Researchers now link falling immunization rates to recent resurgences of vaccine-preventable diseases. In 2010, California saw 9,120 cases of whooping cough, more than any year since the whooping cough vaccine was introduced in the 1940s. Ten infants too young to be vaccinated died of whooping cough during the outbreak. The CDC warns that events like these will become more frequent and harder to control if vaccination rates continue to fall.
Fears over the safety of vaccines are understandable. The CDC vaccination schedulecalls for children to receive up to 14 inoculations by the age of six – many of them vaccines developed within the last twenty years. Many parents distrust these vaccines; worried about the potential for risks and long-term side effects. Research, however, shows that most of our biggest fears about vaccinations are unfounded.

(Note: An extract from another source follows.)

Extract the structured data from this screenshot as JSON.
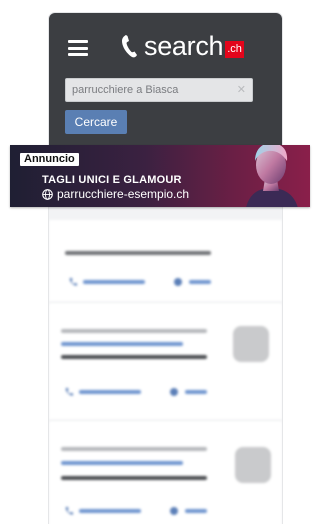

These eight major vaccine myths that research has shown to be baseless: